→ What to work on:
Give the number of lines in the data that hold the string "description". Nothing else is needed.

→ Data to use:
━━━━━━━━━━━━━━━━━━━━
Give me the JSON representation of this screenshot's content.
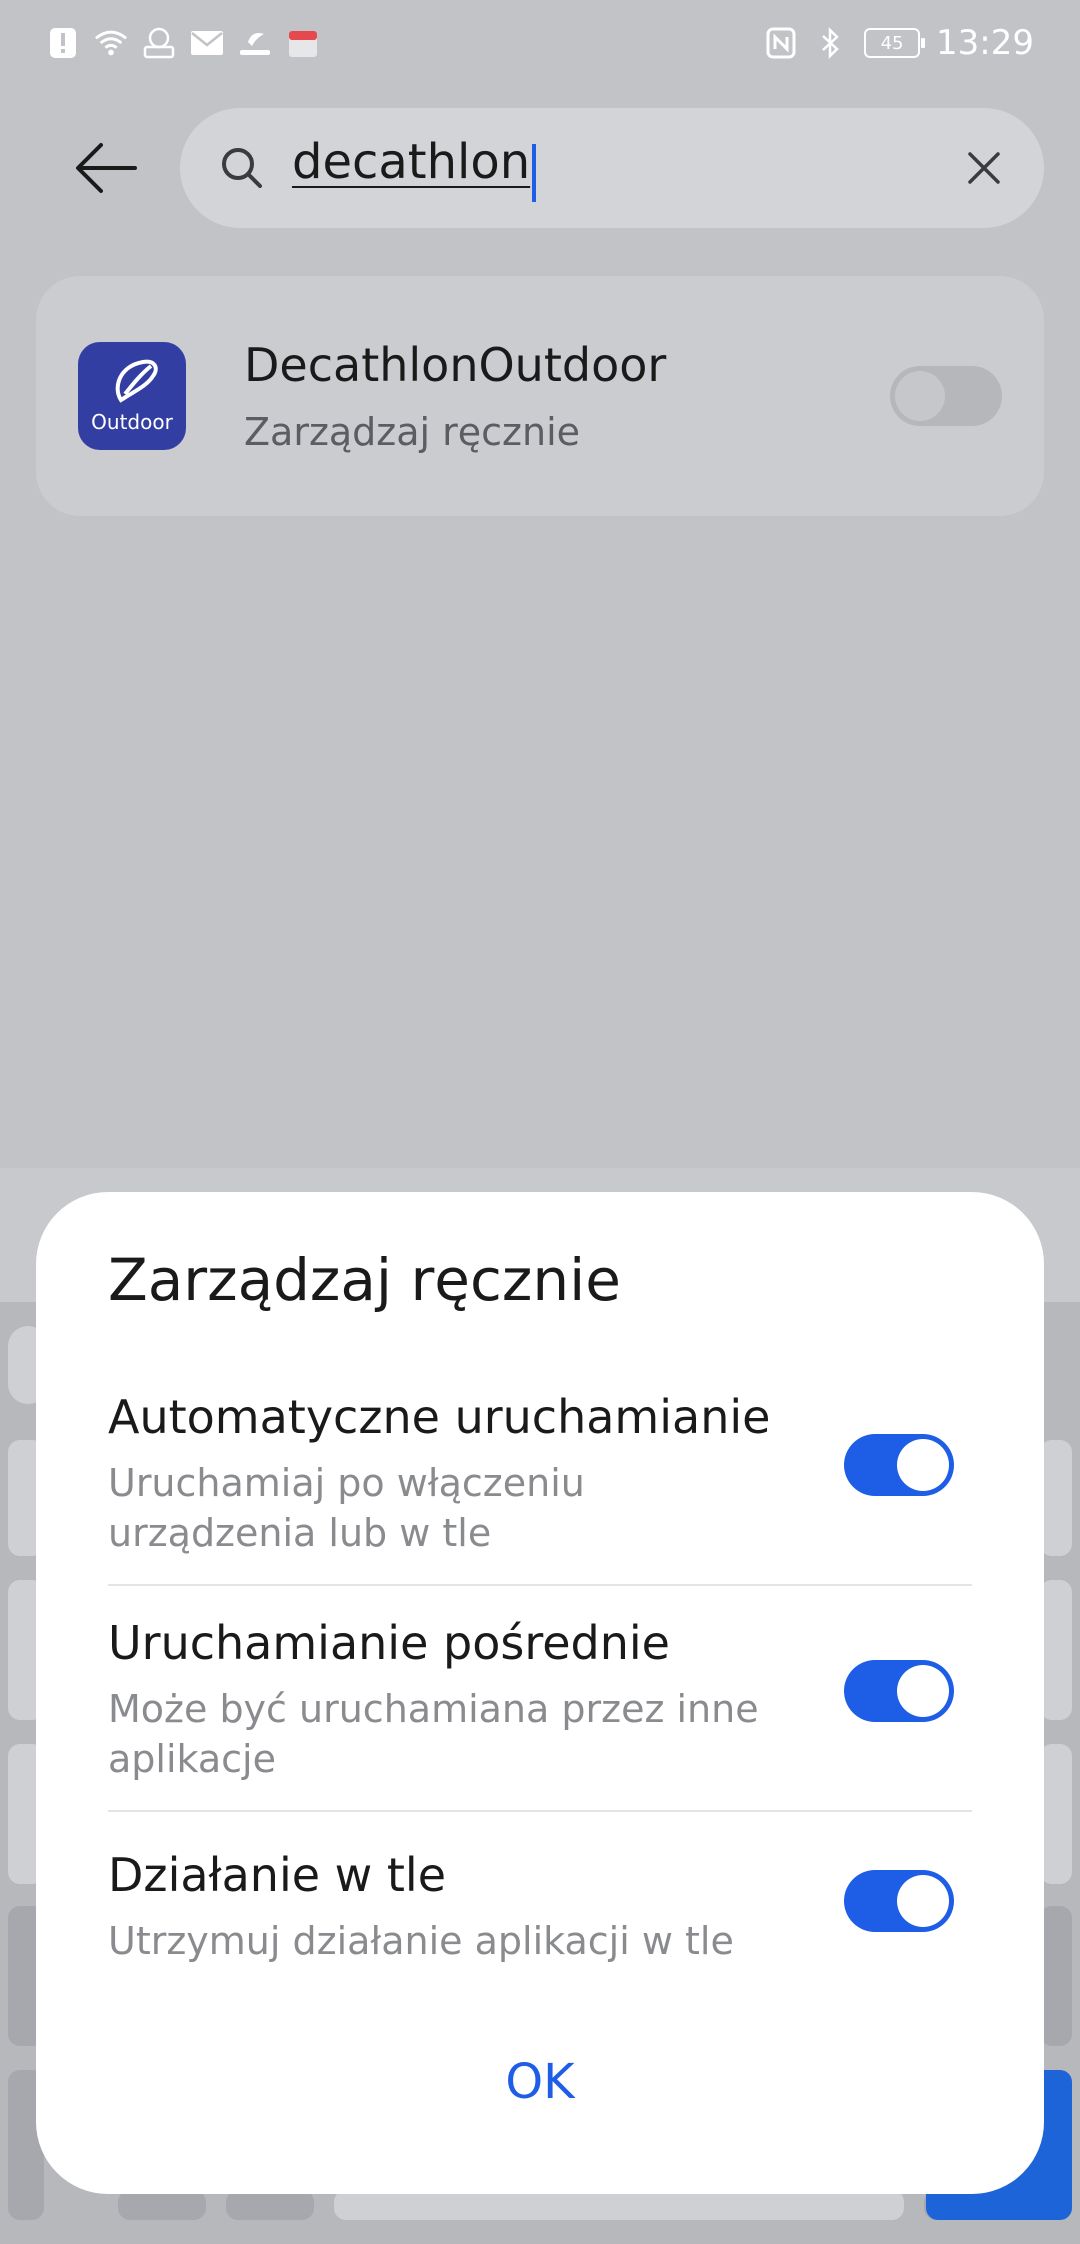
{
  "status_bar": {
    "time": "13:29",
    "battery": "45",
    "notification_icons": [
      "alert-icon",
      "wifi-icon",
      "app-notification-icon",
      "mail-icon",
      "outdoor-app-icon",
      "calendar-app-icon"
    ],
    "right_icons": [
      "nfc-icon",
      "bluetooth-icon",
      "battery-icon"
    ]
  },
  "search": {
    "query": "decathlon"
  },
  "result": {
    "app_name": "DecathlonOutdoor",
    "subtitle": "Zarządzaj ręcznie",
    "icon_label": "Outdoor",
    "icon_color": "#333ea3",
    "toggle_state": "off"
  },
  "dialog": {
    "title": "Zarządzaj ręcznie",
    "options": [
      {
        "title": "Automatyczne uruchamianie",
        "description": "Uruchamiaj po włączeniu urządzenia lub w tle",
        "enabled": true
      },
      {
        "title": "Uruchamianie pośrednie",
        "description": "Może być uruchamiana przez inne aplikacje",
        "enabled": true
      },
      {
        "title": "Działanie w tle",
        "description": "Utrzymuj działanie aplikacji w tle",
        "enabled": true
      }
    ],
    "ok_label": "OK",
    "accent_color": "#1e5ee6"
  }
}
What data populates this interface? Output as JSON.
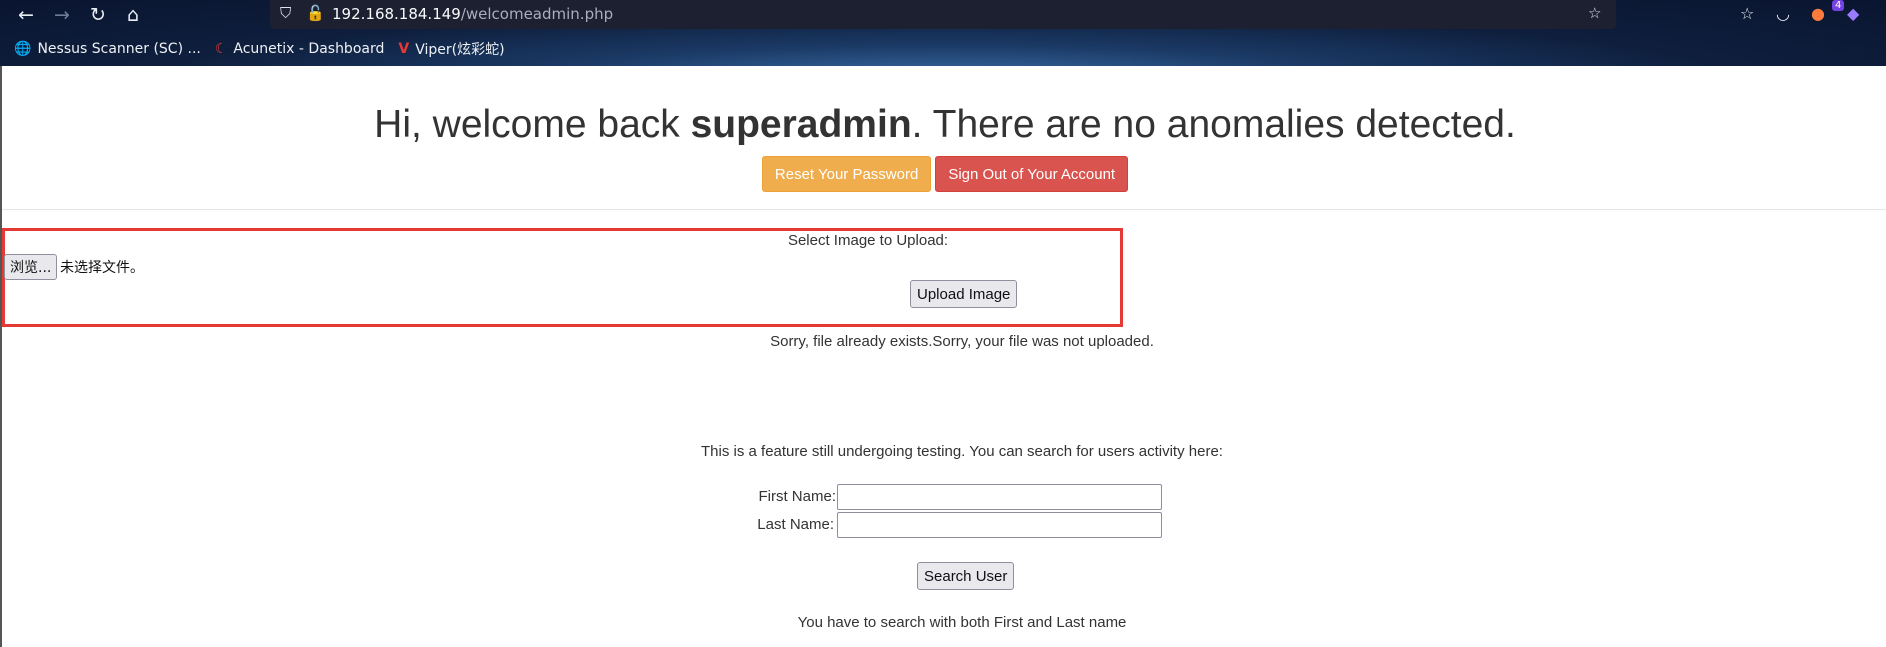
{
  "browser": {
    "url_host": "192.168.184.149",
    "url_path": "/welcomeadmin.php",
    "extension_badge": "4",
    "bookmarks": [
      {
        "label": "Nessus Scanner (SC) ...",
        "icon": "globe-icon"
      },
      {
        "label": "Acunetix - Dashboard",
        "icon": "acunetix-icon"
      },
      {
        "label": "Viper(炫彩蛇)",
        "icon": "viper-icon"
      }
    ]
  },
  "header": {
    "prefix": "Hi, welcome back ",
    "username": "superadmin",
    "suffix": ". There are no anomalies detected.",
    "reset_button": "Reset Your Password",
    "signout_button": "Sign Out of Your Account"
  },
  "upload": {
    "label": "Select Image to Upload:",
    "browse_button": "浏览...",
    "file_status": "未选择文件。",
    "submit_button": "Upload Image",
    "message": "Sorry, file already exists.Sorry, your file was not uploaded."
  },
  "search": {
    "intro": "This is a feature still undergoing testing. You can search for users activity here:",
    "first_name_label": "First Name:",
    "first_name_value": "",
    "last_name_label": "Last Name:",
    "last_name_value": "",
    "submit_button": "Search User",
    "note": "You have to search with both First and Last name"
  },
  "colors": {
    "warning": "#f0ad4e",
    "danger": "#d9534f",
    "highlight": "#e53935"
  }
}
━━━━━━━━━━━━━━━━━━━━
→ Result for this exercise:
3